> [TASK STATEMENT]:
The pictures do not belong in the copy. Restate all of the records word for word.

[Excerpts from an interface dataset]
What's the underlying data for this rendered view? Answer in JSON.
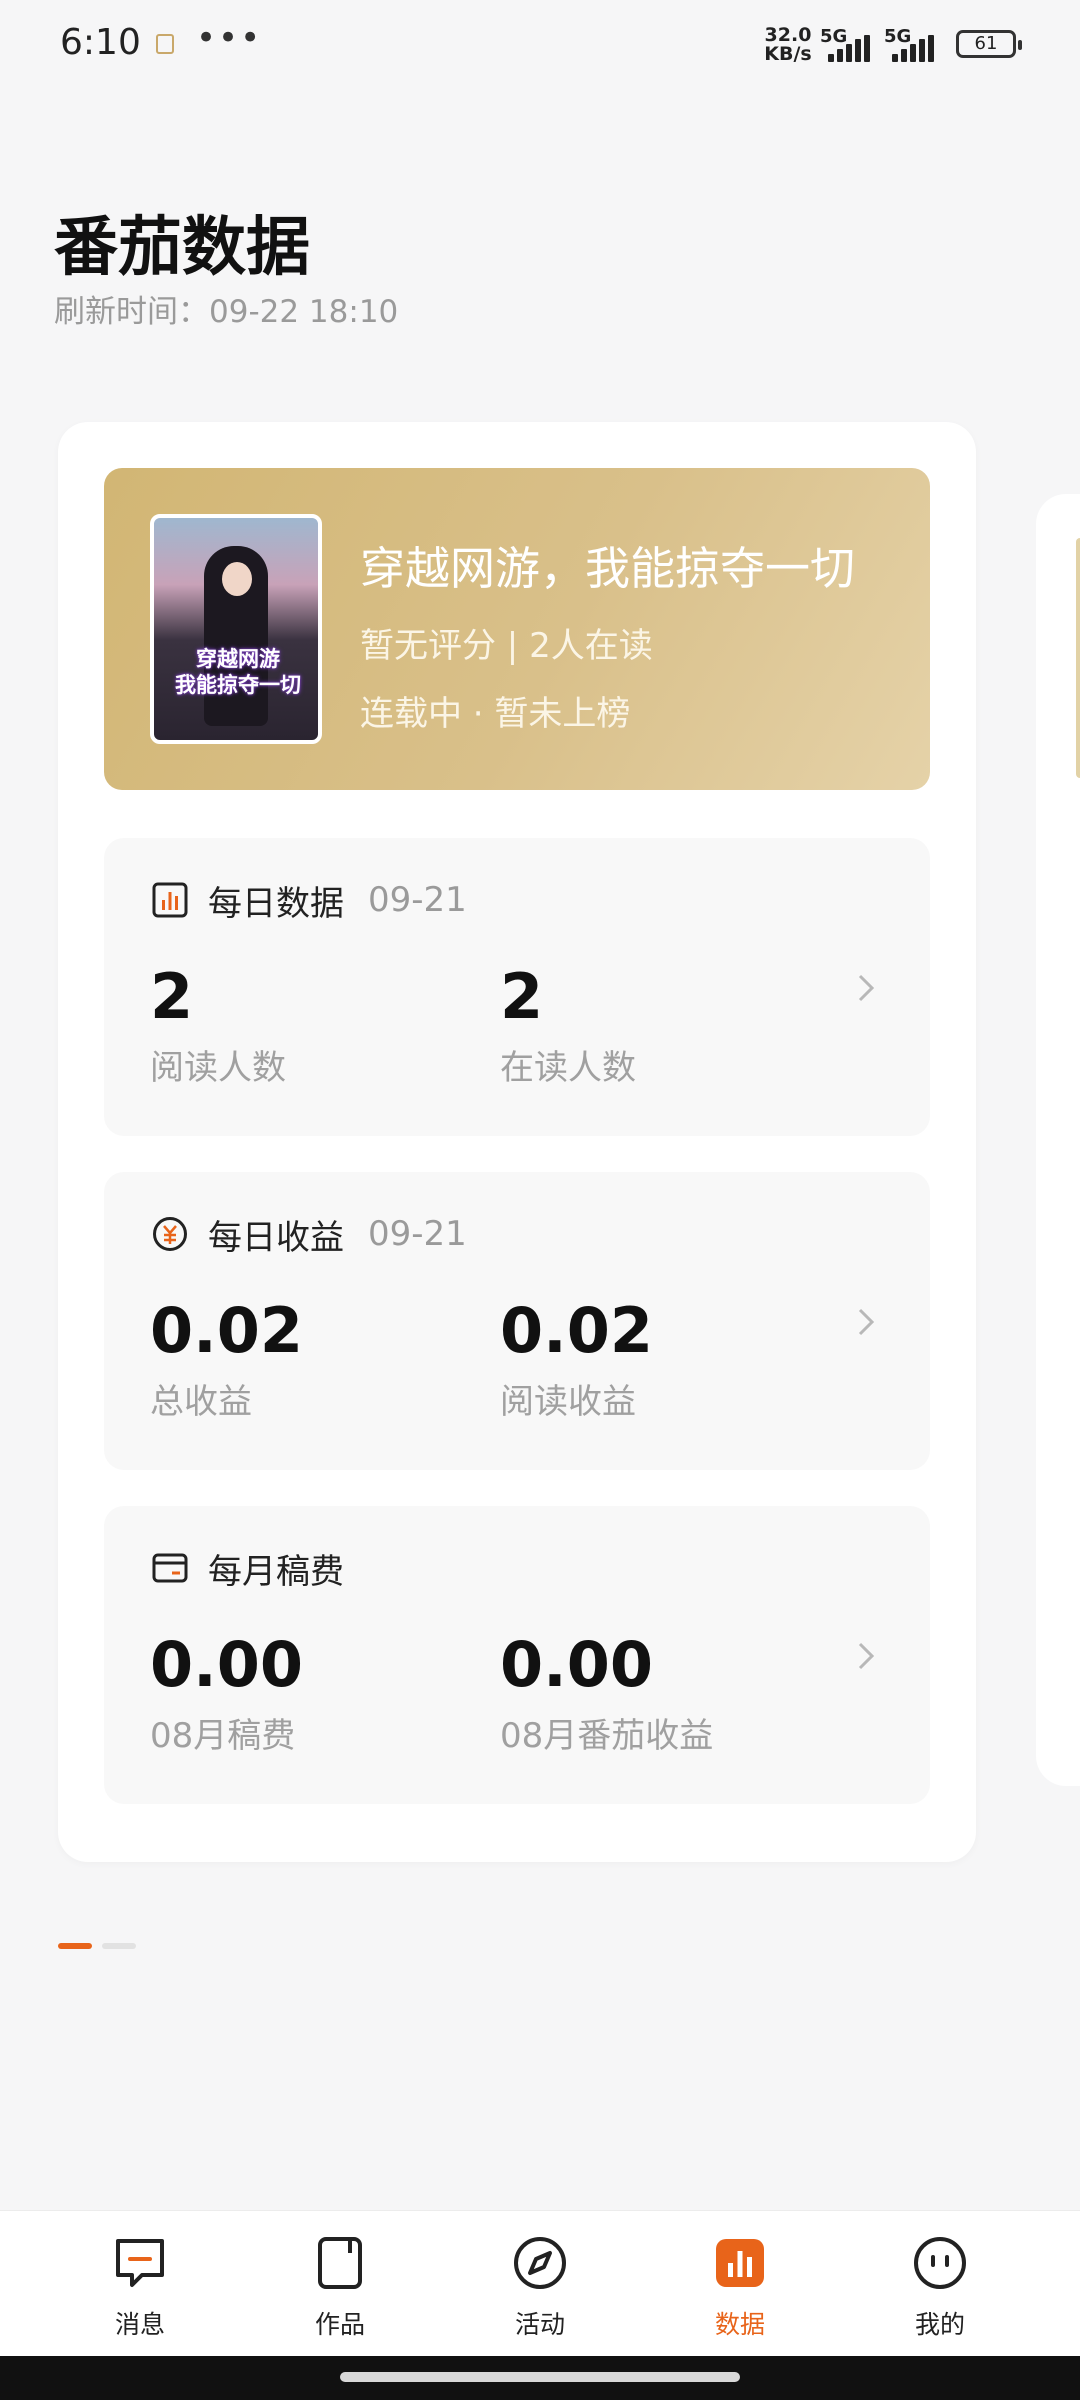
{
  "status_bar": {
    "time": "6:10",
    "more": "•••",
    "net_speed": "32.0\nKB/s",
    "signal1": "5G",
    "signal2": "5G",
    "battery": "61"
  },
  "header": {
    "title": "番茄数据",
    "refresh": "刷新时间：09-22 18:10"
  },
  "book": {
    "title": "穿越网游，我能掠夺一切",
    "meta": "暂无评分 | 2人在读",
    "status": "连载中 · 暂未上榜",
    "cover_text": "穿越网游\n我能掠夺一切"
  },
  "daily_data": {
    "name": "每日数据",
    "date": "09-21",
    "value1": "2",
    "label1": "阅读人数",
    "value2": "2",
    "label2": "在读人数"
  },
  "daily_income": {
    "name": "每日收益",
    "date": "09-21",
    "value1": "0.02",
    "label1": "总收益",
    "value2": "0.02",
    "label2": "阅读收益"
  },
  "monthly_fee": {
    "name": "每月稿费",
    "value1": "0.00",
    "label1": "08月稿费",
    "value2": "0.00",
    "label2": "08月番茄收益"
  },
  "nav": {
    "items": [
      {
        "label": "消息",
        "icon": "message-icon"
      },
      {
        "label": "作品",
        "icon": "works-icon"
      },
      {
        "label": "活动",
        "icon": "compass-icon"
      },
      {
        "label": "数据",
        "icon": "chart-icon",
        "active": true
      },
      {
        "label": "我的",
        "icon": "profile-icon"
      }
    ]
  },
  "colors": {
    "accent": "#e8641a",
    "banner": "#d2b674"
  }
}
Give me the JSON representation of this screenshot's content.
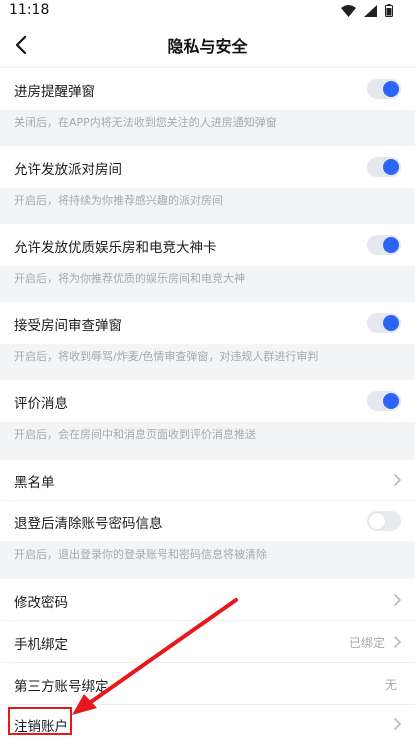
{
  "status_bar": {
    "time": "11:18"
  },
  "nav": {
    "title": "隐私与安全"
  },
  "settings": {
    "room_entry_popup": {
      "label": "进房提醒弹窗",
      "desc": "关闭后，在APP内将无法收到您关注的人进房通知弹窗",
      "enabled": true
    },
    "party_rooms": {
      "label": "允许发放派对房间",
      "desc": "开启后，将持续为你推荐感兴趣的派对房间",
      "enabled": true
    },
    "entertainment_rooms": {
      "label": "允许发放优质娱乐房和电竞大神卡",
      "desc": "开启后，将为你推荐优质的娱乐房间和电竞大神",
      "enabled": true
    },
    "review_popup": {
      "label": "接受房间审查弹窗",
      "desc": "开启后，将收到辱骂/炸麦/色情审查弹窗，对违规人群进行审判",
      "enabled": true
    },
    "rating_message": {
      "label": "评价消息",
      "desc": "开启后，会在房间中和消息页面收到评价消息推送",
      "enabled": true
    },
    "blacklist": {
      "label": "黑名单"
    },
    "clear_credentials": {
      "label": "退登后清除账号密码信息",
      "desc": "开启后，退出登录你的登录账号和密码信息将被清除",
      "enabled": false
    },
    "change_password": {
      "label": "修改密码"
    },
    "phone_binding": {
      "label": "手机绑定",
      "value": "已绑定"
    },
    "third_party_binding": {
      "label": "第三方账号绑定",
      "value": "无"
    },
    "cancel_account": {
      "label": "注销账户"
    }
  },
  "annotation": {
    "color": "#e8171c"
  },
  "colors": {
    "accent": "#2c64f5",
    "background": "#f3f4f6",
    "desc_text": "#a5a8ad"
  },
  "icons": [
    "back-arrow-icon",
    "wifi-icon",
    "signal-icon",
    "battery-icon",
    "chevron-right-icon"
  ]
}
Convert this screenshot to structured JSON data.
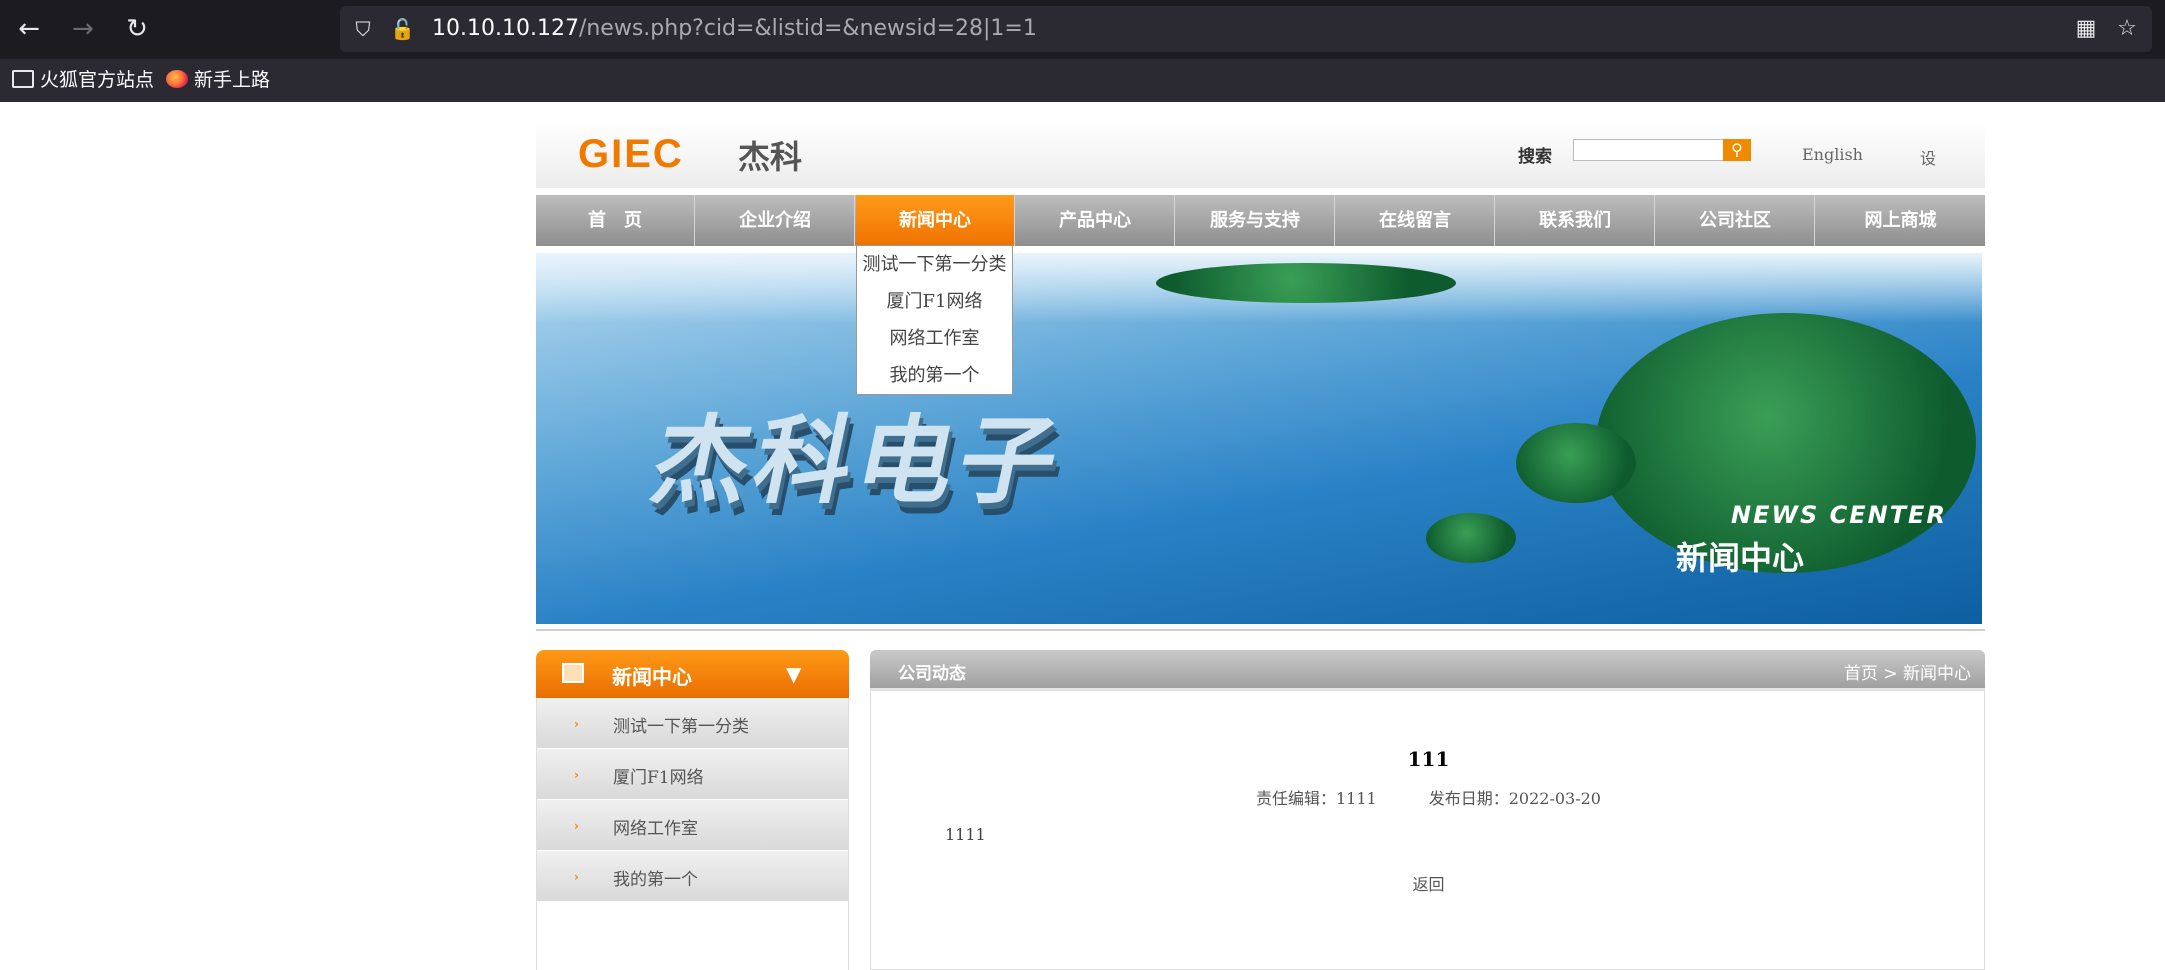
{
  "browser": {
    "url_host": "10.10.10.127",
    "url_path": "/news.php?cid=&listid=&newsid=28|1=1",
    "bookmarks": [
      "火狐官方站点",
      "新手上路"
    ]
  },
  "header": {
    "logo_text": "GIEC",
    "logo_cn": "杰科",
    "search_label": "搜索",
    "search_value": "",
    "lang_link": "English",
    "set_link": "设"
  },
  "nav": {
    "items": [
      "首　页",
      "企业介绍",
      "新闻中心",
      "产品中心",
      "服务与支持",
      "在线留言",
      "联系我们",
      "公司社区",
      "网上商城"
    ],
    "active_index": 2
  },
  "dropdown": {
    "items": [
      "测试一下第一分类",
      "厦门F1网络",
      "网络工作室",
      "我的第一个"
    ]
  },
  "banner": {
    "big_text": "杰科电子",
    "en_text": "NEWS CENTER",
    "cn_text": "新闻中心"
  },
  "sidebar": {
    "title": "新闻中心",
    "items": [
      "测试一下第一分类",
      "厦门F1网络",
      "网络工作室",
      "我的第一个"
    ]
  },
  "main": {
    "title": "公司动态",
    "breadcrumb": "首页 > 新闻中心",
    "article": {
      "title": "111",
      "editor": "责任编辑：1111",
      "date": "发布日期：2022-03-20",
      "content": "1111",
      "back": "返回"
    }
  }
}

> [REPLY TO THE EXERCISE]:
What's the underlying data for this rendered view? Answer in JSON.
{
  "status_bar": {
    "time": "6:10",
    "more": "•••",
    "net_speed": "32.0\nKB/s",
    "signal1": "5G",
    "signal2": "5G",
    "battery": "61"
  },
  "header": {
    "title": "番茄数据",
    "refresh": "刷新时间：09-22 18:10"
  },
  "book": {
    "title": "穿越网游，我能掠夺一切",
    "meta": "暂无评分 | 2人在读",
    "status": "连载中 · 暂未上榜",
    "cover_text": "穿越网游\n我能掠夺一切"
  },
  "daily_data": {
    "name": "每日数据",
    "date": "09-21",
    "value1": "2",
    "label1": "阅读人数",
    "value2": "2",
    "label2": "在读人数"
  },
  "daily_income": {
    "name": "每日收益",
    "date": "09-21",
    "value1": "0.02",
    "label1": "总收益",
    "value2": "0.02",
    "label2": "阅读收益"
  },
  "monthly_fee": {
    "name": "每月稿费",
    "value1": "0.00",
    "label1": "08月稿费",
    "value2": "0.00",
    "label2": "08月番茄收益"
  },
  "nav": {
    "items": [
      {
        "label": "消息",
        "icon": "message-icon"
      },
      {
        "label": "作品",
        "icon": "works-icon"
      },
      {
        "label": "活动",
        "icon": "compass-icon"
      },
      {
        "label": "数据",
        "icon": "chart-icon",
        "active": true
      },
      {
        "label": "我的",
        "icon": "profile-icon"
      }
    ]
  },
  "colors": {
    "accent": "#e8641a",
    "banner": "#d2b674"
  }
}
Give me the JSON representation of this screenshot's content.
{
  "status_bar": {
    "time": "11:18"
  },
  "nav": {
    "title": "隐私与安全"
  },
  "settings": {
    "room_entry_popup": {
      "label": "进房提醒弹窗",
      "desc": "关闭后，在APP内将无法收到您关注的人进房通知弹窗",
      "enabled": true
    },
    "party_rooms": {
      "label": "允许发放派对房间",
      "desc": "开启后，将持续为你推荐感兴趣的派对房间",
      "enabled": true
    },
    "entertainment_rooms": {
      "label": "允许发放优质娱乐房和电竞大神卡",
      "desc": "开启后，将为你推荐优质的娱乐房间和电竞大神",
      "enabled": true
    },
    "review_popup": {
      "label": "接受房间审查弹窗",
      "desc": "开启后，将收到辱骂/炸麦/色情审查弹窗，对违规人群进行审判",
      "enabled": true
    },
    "rating_message": {
      "label": "评价消息",
      "desc": "开启后，会在房间中和消息页面收到评价消息推送",
      "enabled": true
    },
    "blacklist": {
      "label": "黑名单"
    },
    "clear_credentials": {
      "label": "退登后清除账号密码信息",
      "desc": "开启后，退出登录你的登录账号和密码信息将被清除",
      "enabled": false
    },
    "change_password": {
      "label": "修改密码"
    },
    "phone_binding": {
      "label": "手机绑定",
      "value": "已绑定"
    },
    "third_party_binding": {
      "label": "第三方账号绑定",
      "value": "无"
    },
    "cancel_account": {
      "label": "注销账户"
    }
  },
  "annotation": {
    "color": "#e8171c"
  },
  "colors": {
    "accent": "#2c64f5",
    "background": "#f3f4f6",
    "desc_text": "#a5a8ad"
  },
  "icons": [
    "back-arrow-icon",
    "wifi-icon",
    "signal-icon",
    "battery-icon",
    "chevron-right-icon"
  ]
}
Convert this screenshot to structured JSON data.
{
  "browser": {
    "url_host": "10.10.10.127",
    "url_path": "/news.php?cid=&listid=&newsid=28|1=1",
    "bookmarks": [
      "火狐官方站点",
      "新手上路"
    ]
  },
  "header": {
    "logo_text": "GIEC",
    "logo_cn": "杰科",
    "search_label": "搜索",
    "search_value": "",
    "lang_link": "English",
    "set_link": "设"
  },
  "nav": {
    "items": [
      "首　页",
      "企业介绍",
      "新闻中心",
      "产品中心",
      "服务与支持",
      "在线留言",
      "联系我们",
      "公司社区",
      "网上商城"
    ],
    "active_index": 2
  },
  "dropdown": {
    "items": [
      "测试一下第一分类",
      "厦门F1网络",
      "网络工作室",
      "我的第一个"
    ]
  },
  "banner": {
    "big_text": "杰科电子",
    "en_text": "NEWS CENTER",
    "cn_text": "新闻中心"
  },
  "sidebar": {
    "title": "新闻中心",
    "items": [
      "测试一下第一分类",
      "厦门F1网络",
      "网络工作室",
      "我的第一个"
    ]
  },
  "main": {
    "title": "公司动态",
    "breadcrumb": "首页 > 新闻中心",
    "article": {
      "title": "111",
      "editor": "责任编辑：1111",
      "date": "发布日期：2022-03-20",
      "content": "1111",
      "back": "返回"
    }
  }
}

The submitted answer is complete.